Kristoffer Grundtvig Skaarup*, Mats C.H. Lassen, Niklas D. Johansen, Morten Sengeløv, Jacob L. Marott, Peter G. Jørgensen, Gorm Jensen, Peter Schnohr, Eva Prescott, Peter Søgaard, Gunnar Gislason, Rasmus Møgelvang, Tor Biering-Sørensen

*Corresponding author for this work

Research output: Contribution to journalJournal articleResearchpeer-review

Abstract

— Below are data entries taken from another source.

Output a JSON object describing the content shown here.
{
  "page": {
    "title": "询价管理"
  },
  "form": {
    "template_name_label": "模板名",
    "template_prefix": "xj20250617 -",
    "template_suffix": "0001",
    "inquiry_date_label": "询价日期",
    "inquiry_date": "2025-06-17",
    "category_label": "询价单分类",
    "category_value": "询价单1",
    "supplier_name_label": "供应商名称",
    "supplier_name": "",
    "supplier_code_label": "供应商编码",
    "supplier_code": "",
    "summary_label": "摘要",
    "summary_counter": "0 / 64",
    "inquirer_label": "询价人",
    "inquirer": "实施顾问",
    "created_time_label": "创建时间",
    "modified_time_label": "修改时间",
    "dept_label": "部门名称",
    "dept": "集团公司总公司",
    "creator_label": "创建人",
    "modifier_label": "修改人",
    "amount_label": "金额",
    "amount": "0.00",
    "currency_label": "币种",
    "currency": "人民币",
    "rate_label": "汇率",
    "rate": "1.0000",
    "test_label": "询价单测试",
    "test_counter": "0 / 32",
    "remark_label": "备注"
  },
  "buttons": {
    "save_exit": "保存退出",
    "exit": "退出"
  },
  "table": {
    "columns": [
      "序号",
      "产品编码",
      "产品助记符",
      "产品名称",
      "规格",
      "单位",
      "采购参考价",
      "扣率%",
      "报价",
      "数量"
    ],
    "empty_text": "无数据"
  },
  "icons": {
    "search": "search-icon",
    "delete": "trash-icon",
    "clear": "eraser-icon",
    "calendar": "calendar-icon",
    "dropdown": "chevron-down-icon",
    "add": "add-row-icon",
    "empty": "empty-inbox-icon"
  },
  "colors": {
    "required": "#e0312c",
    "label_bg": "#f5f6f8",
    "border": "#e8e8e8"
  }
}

Aims: Layer-specific global longitudinal strain (GLS) has been demonstrated to predict outcome in various patient cohorts. However, little is known regarding the prognostic value of layer-specific GLS in the general population and whether different layers entail differential prognostic information. The aim of the present study was to investigate the prognostic value of whole wall (GLSWW), endomyocardial (GLSEndo), and epimyocardial (GLSEpi) GLS in the general population. Methods and results: A total of 4013 citizens were included in the present study. All 4013 had two-dimensional speckle tracking echocardiography performed and analysed. Outcome was a composite endpoint of incident heart failure and/or cardiovascular death. Mean age was 56 years and 57% were female. During a median follow-up time of 3.5 years, 133 participants (3.3%) reached the composite outcome. Sex modified the relationship between all GLS parameters and outcome. In sex-stratified analysis, no GLS parameter remained significant predictors of outcome in females. In contrast, GLSWW [hazard ratio (HR) 1.16, 95% confidence interval (CI) 1.02–1.31, per 1% decrease] and GLSEpi (HR 1.19, 95% CI 1.04–1.38, per 1% decrease) remained as significant predictors of outcome in males after multivariable adjustment (including demographic, clinical, biochemistry, and echocardiographic parameters). Lastly, only in males did GLS parameters provide incremental prognostic information to general population risk models. Conclusions: In the general population, sex modifies the prognostic value of GLS resulting in GLSEpi being the only layer-specific prognosticator in males, while no GLS parameter provides independent prognostic information in females.

Original languageEnglish
JournalEuropean Journal of Heart Failure
ISSN1388-9842
DOIs
Publication statusE-pub ahead of print - 29. Jul 2021

Bibliographical note

Publisher Copyright:
© 2021 European Society of Cardiology

Keywords

  • Cardiovascular death
  • General population
  • Heart failure
  • Layer-specific global longitudinal strain
  • Two-dimensional speckle tracking echocardiography

Fingerprint

Dive into the research topics of 'Layer-specific global longitudinal strain and the risk of heart failure and cardiovascular mortality in the general population: the Copenhagen City Heart Study'. Together they form a unique fingerprint.

Cite this